And it may have stayed that way, and the friends would have never reunited, but for Helen’s decision to host an impromptu holiday get-together for her water aerobics class.
“It was just wine, cheese and crackers in the Harbor Square Athletic Club lobby,” she said. “We gathered together and started talking, and for many of us it was the first time we interacted socially outside of the pool. We talked about our present lives and our past histories, shared laughs and personal notes. I shared about speaking several languages, being Chinese but growing up in the Philippines.”
This hit Tina between the eyes and jogged her memory. She hadn’t even thought about her old pen pal in decades, and suddenly the name came to her.
“Is Helen a common name in the Philippines?” she asked.
“No,” responded Helen. “Why do you ask?”
“Back when I was growing up I had a pen-pal who lived in the Philippines,” Tina responded. “And her name was Helen.”
Helen gasped, her eyes flew open. “Are you…are you…Tina Ward?” she asked.
Tina looked back saying, “Are you Helen Young?”
In that moment, all the pieces came together amid smiles, tears, squeals of delight, hugs and cheers from the rest of the class.

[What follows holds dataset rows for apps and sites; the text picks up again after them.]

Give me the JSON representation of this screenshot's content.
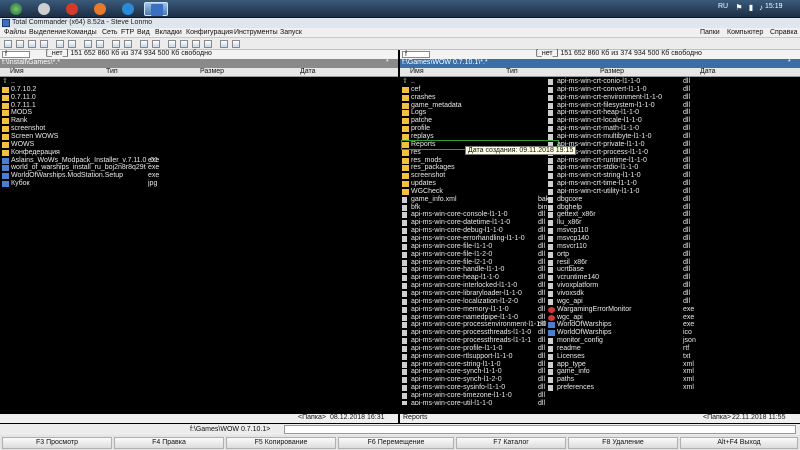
{
  "taskbar": {
    "lang": "RU",
    "time": "15:19"
  },
  "window": {
    "title": "Total Commander (x64) 8.52a - Steve Lonmo"
  },
  "menu": {
    "left": [
      "Файлы",
      "Выделение",
      "Команды",
      "Сеть",
      "FTP",
      "Вид",
      "Вкладки",
      "Конфигурация",
      "Инструменты",
      "Запуск"
    ],
    "right": [
      "Папки",
      "Компьютер",
      "Справка"
    ]
  },
  "drives": {
    "left": {
      "letter": "f",
      "info": "[_нет_]  151 652 860 Кб из 374 934 500 Кб свободно"
    },
    "right": {
      "letter": "f",
      "info": "[_нет_]  151 652 860 Кб из 374 934 500 Кб свободно"
    }
  },
  "left_panel": {
    "path": "f:\\Install\\Games\\*.*",
    "star": "*",
    "columns": {
      "name": "Имя",
      "type": "Тип",
      "size": "Размер",
      "date": "Дата"
    },
    "rows": [
      {
        "name": "..",
        "ext": "",
        "kind": "up"
      },
      {
        "name": "0.7.10.2",
        "ext": "",
        "kind": "folder"
      },
      {
        "name": "0.7.11.0",
        "ext": "",
        "kind": "folder"
      },
      {
        "name": "0.7.11.1",
        "ext": "",
        "kind": "folder"
      },
      {
        "name": "MODS",
        "ext": "",
        "kind": "folder"
      },
      {
        "name": "Rank",
        "ext": "",
        "kind": "folder"
      },
      {
        "name": "screenshot",
        "ext": "",
        "kind": "folder"
      },
      {
        "name": "Screen WOWS",
        "ext": "",
        "kind": "folder"
      },
      {
        "name": "WOWS",
        "ext": "",
        "kind": "folder"
      },
      {
        "name": "Конфедерация",
        "ext": "",
        "kind": "folder"
      },
      {
        "name": "Aslains_WoWs_Modpack_Installer_v.7.11.0_01",
        "ext": "exe",
        "kind": "exe"
      },
      {
        "name": "world_of_warships_install_ru_boj2n8r8q29t",
        "ext": "exe",
        "kind": "exe"
      },
      {
        "name": "WorldOfWarships.ModStation.Setup",
        "ext": "exe",
        "kind": "exe"
      },
      {
        "name": "Кубок",
        "ext": "jpg",
        "kind": "image"
      }
    ],
    "status_left": "<Папка>",
    "status_right": "08.12.2018 16:31"
  },
  "right_panel": {
    "path": "f:\\Games\\WOW 0.7.10.1\\*.*",
    "star": "*",
    "columns": {
      "name": "Имя",
      "type": "Тип",
      "size": "Размер",
      "date": "Дата"
    },
    "col1": [
      {
        "name": "..",
        "ext": "",
        "kind": "up"
      },
      {
        "name": "cef",
        "ext": "",
        "kind": "folder"
      },
      {
        "name": "crashes",
        "ext": "",
        "kind": "folder"
      },
      {
        "name": "game_metadata",
        "ext": "",
        "kind": "folder"
      },
      {
        "name": "Logs",
        "ext": "",
        "kind": "folder"
      },
      {
        "name": "patche",
        "ext": "",
        "kind": "folder"
      },
      {
        "name": "profile",
        "ext": "",
        "kind": "folder"
      },
      {
        "name": "replays",
        "ext": "",
        "kind": "folder"
      },
      {
        "name": "Reports",
        "ext": "",
        "kind": "folder",
        "selected": true
      },
      {
        "name": "res",
        "ext": "",
        "kind": "folder"
      },
      {
        "name": "res_mods",
        "ext": "",
        "kind": "folder"
      },
      {
        "name": "res_packages",
        "ext": "",
        "kind": "folder"
      },
      {
        "name": "screenshot",
        "ext": "",
        "kind": "folder"
      },
      {
        "name": "updates",
        "ext": "",
        "kind": "folder"
      },
      {
        "name": "WGCheck",
        "ext": "",
        "kind": "folder"
      },
      {
        "name": "game_info.xml",
        "ext": "bak",
        "kind": "file"
      },
      {
        "name": "bfk",
        "ext": "bin",
        "kind": "file"
      },
      {
        "name": "api-ms-win-core-console-l1-1-0",
        "ext": "dll",
        "kind": "file"
      },
      {
        "name": "api-ms-win-core-datetime-l1-1-0",
        "ext": "dll",
        "kind": "file"
      },
      {
        "name": "api-ms-win-core-debug-l1-1-0",
        "ext": "dll",
        "kind": "file"
      },
      {
        "name": "api-ms-win-core-errorhandling-l1-1-0",
        "ext": "dll",
        "kind": "file"
      },
      {
        "name": "api-ms-win-core-file-l1-1-0",
        "ext": "dll",
        "kind": "file"
      },
      {
        "name": "api-ms-win-core-file-l1-2-0",
        "ext": "dll",
        "kind": "file"
      },
      {
        "name": "api-ms-win-core-file-l2-1-0",
        "ext": "dll",
        "kind": "file"
      },
      {
        "name": "api-ms-win-core-handle-l1-1-0",
        "ext": "dll",
        "kind": "file"
      },
      {
        "name": "api-ms-win-core-heap-l1-1-0",
        "ext": "dll",
        "kind": "file"
      },
      {
        "name": "api-ms-win-core-interlocked-l1-1-0",
        "ext": "dll",
        "kind": "file"
      },
      {
        "name": "api-ms-win-core-libraryloader-l1-1-0",
        "ext": "dll",
        "kind": "file"
      },
      {
        "name": "api-ms-win-core-localization-l1-2-0",
        "ext": "dll",
        "kind": "file"
      },
      {
        "name": "api-ms-win-core-memory-l1-1-0",
        "ext": "dll",
        "kind": "file"
      },
      {
        "name": "api-ms-win-core-namedpipe-l1-1-0",
        "ext": "dll",
        "kind": "file"
      },
      {
        "name": "api-ms-win-core-processenvironment-l1-1-0",
        "ext": "dll",
        "kind": "file"
      },
      {
        "name": "api-ms-win-core-processthreads-l1-1-0",
        "ext": "dll",
        "kind": "file"
      },
      {
        "name": "api-ms-win-core-processthreads-l1-1-1",
        "ext": "dll",
        "kind": "file"
      },
      {
        "name": "api-ms-win-core-profile-l1-1-0",
        "ext": "dll",
        "kind": "file"
      },
      {
        "name": "api-ms-win-core-rtlsupport-l1-1-0",
        "ext": "dll",
        "kind": "file"
      },
      {
        "name": "api-ms-win-core-string-l1-1-0",
        "ext": "dll",
        "kind": "file"
      },
      {
        "name": "api-ms-win-core-synch-l1-1-0",
        "ext": "dll",
        "kind": "file"
      },
      {
        "name": "api-ms-win-core-synch-l1-2-0",
        "ext": "dll",
        "kind": "file"
      },
      {
        "name": "api-ms-win-core-sysinfo-l1-1-0",
        "ext": "dll",
        "kind": "file"
      },
      {
        "name": "api-ms-win-core-timezone-l1-1-0",
        "ext": "dll",
        "kind": "file"
      },
      {
        "name": "api-ms-win-core-util-l1-1-0",
        "ext": "dll",
        "kind": "file"
      }
    ],
    "col2": [
      {
        "name": "api-ms-win-crt-conio-l1-1-0",
        "ext": "dll",
        "kind": "file"
      },
      {
        "name": "api-ms-win-crt-convert-l1-1-0",
        "ext": "dll",
        "kind": "file"
      },
      {
        "name": "api-ms-win-crt-environment-l1-1-0",
        "ext": "dll",
        "kind": "file"
      },
      {
        "name": "api-ms-win-crt-filesystem-l1-1-0",
        "ext": "dll",
        "kind": "file"
      },
      {
        "name": "api-ms-win-crt-heap-l1-1-0",
        "ext": "dll",
        "kind": "file"
      },
      {
        "name": "api-ms-win-crt-locale-l1-1-0",
        "ext": "dll",
        "kind": "file"
      },
      {
        "name": "api-ms-win-crt-math-l1-1-0",
        "ext": "dll",
        "kind": "file"
      },
      {
        "name": "api-ms-win-crt-multibyte-l1-1-0",
        "ext": "dll",
        "kind": "file"
      },
      {
        "name": "api-ms-win-crt-private-l1-1-0",
        "ext": "dll",
        "kind": "file"
      },
      {
        "name": "api-ms-win-crt-process-l1-1-0",
        "ext": "dll",
        "kind": "file"
      },
      {
        "name": "api-ms-win-crt-runtime-l1-1-0",
        "ext": "dll",
        "kind": "file"
      },
      {
        "name": "api-ms-win-crt-stdio-l1-1-0",
        "ext": "dll",
        "kind": "file"
      },
      {
        "name": "api-ms-win-crt-string-l1-1-0",
        "ext": "dll",
        "kind": "file"
      },
      {
        "name": "api-ms-win-crt-time-l1-1-0",
        "ext": "dll",
        "kind": "file"
      },
      {
        "name": "api-ms-win-crt-utility-l1-1-0",
        "ext": "dll",
        "kind": "file"
      },
      {
        "name": "dbgcore",
        "ext": "dll",
        "kind": "file"
      },
      {
        "name": "dbghelp",
        "ext": "dll",
        "kind": "file"
      },
      {
        "name": "gettext_x86r",
        "ext": "dll",
        "kind": "file"
      },
      {
        "name": "llu_x86r",
        "ext": "dll",
        "kind": "file"
      },
      {
        "name": "msvcp110",
        "ext": "dll",
        "kind": "file"
      },
      {
        "name": "msvcp140",
        "ext": "dll",
        "kind": "file"
      },
      {
        "name": "msvcr110",
        "ext": "dll",
        "kind": "file"
      },
      {
        "name": "ortp",
        "ext": "dll",
        "kind": "file"
      },
      {
        "name": "resil_x86r",
        "ext": "dll",
        "kind": "file"
      },
      {
        "name": "ucrtbase",
        "ext": "dll",
        "kind": "file"
      },
      {
        "name": "vcruntime140",
        "ext": "dll",
        "kind": "file"
      },
      {
        "name": "vivoxplatform",
        "ext": "dll",
        "kind": "file"
      },
      {
        "name": "vivoxsdk",
        "ext": "dll",
        "kind": "file"
      },
      {
        "name": "wgc_api",
        "ext": "dll",
        "kind": "file"
      },
      {
        "name": "WargamingErrorMonitor",
        "ext": "exe",
        "kind": "red"
      },
      {
        "name": "wgc_api",
        "ext": "exe",
        "kind": "red"
      },
      {
        "name": "WorldOfWarships",
        "ext": "exe",
        "kind": "exe"
      },
      {
        "name": "WorldOfWarships",
        "ext": "ico",
        "kind": "exe"
      },
      {
        "name": "monitor_config",
        "ext": "json",
        "kind": "file"
      },
      {
        "name": "readme",
        "ext": "rtf",
        "kind": "file"
      },
      {
        "name": "Licenses",
        "ext": "txt",
        "kind": "file"
      },
      {
        "name": "app_type",
        "ext": "xml",
        "kind": "file"
      },
      {
        "name": "game_info",
        "ext": "xml",
        "kind": "file"
      },
      {
        "name": "paths",
        "ext": "xml",
        "kind": "file"
      },
      {
        "name": "preferences",
        "ext": "xml",
        "kind": "file"
      }
    ],
    "tooltip": "Дата создания: 09.11.2018 19:15",
    "status_name": "Reports",
    "status_left": "<Папка>",
    "status_right": "22.11.2018 11:55"
  },
  "cmdline": {
    "path": "f:\\Games\\WOW 0.7.10.1>",
    "value": ""
  },
  "fkeys": [
    "F3 Просмотр",
    "F4 Правка",
    "F5 Копирование",
    "F6 Перемещение",
    "F7 Каталог",
    "F8 Удаление",
    "Alt+F4 Выход"
  ]
}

The two old friends couldn’t stop staring at each other, and with each memory pulled up from their correspondence, new connections were made and old ones restored.
“I remember getting a photo of your family,” said Tina. “Your dad, brothers and sisters were in the picture. You were the oldest, right?”
“You had long dark hair and glasses,” recalled Helen. “I haven’t thought about this for years, but now it’s like it was yesterday.”
In the ensuing weeks the friends have continued to talk as new memories bubble up from their pen pal days.
“It’s like a miracle,” said Tina. “The six degrees of separation thing says that we’re all connected in six or fewer ‘friend to friend’ steps. It sure came true for us.”
— By Larry Vogel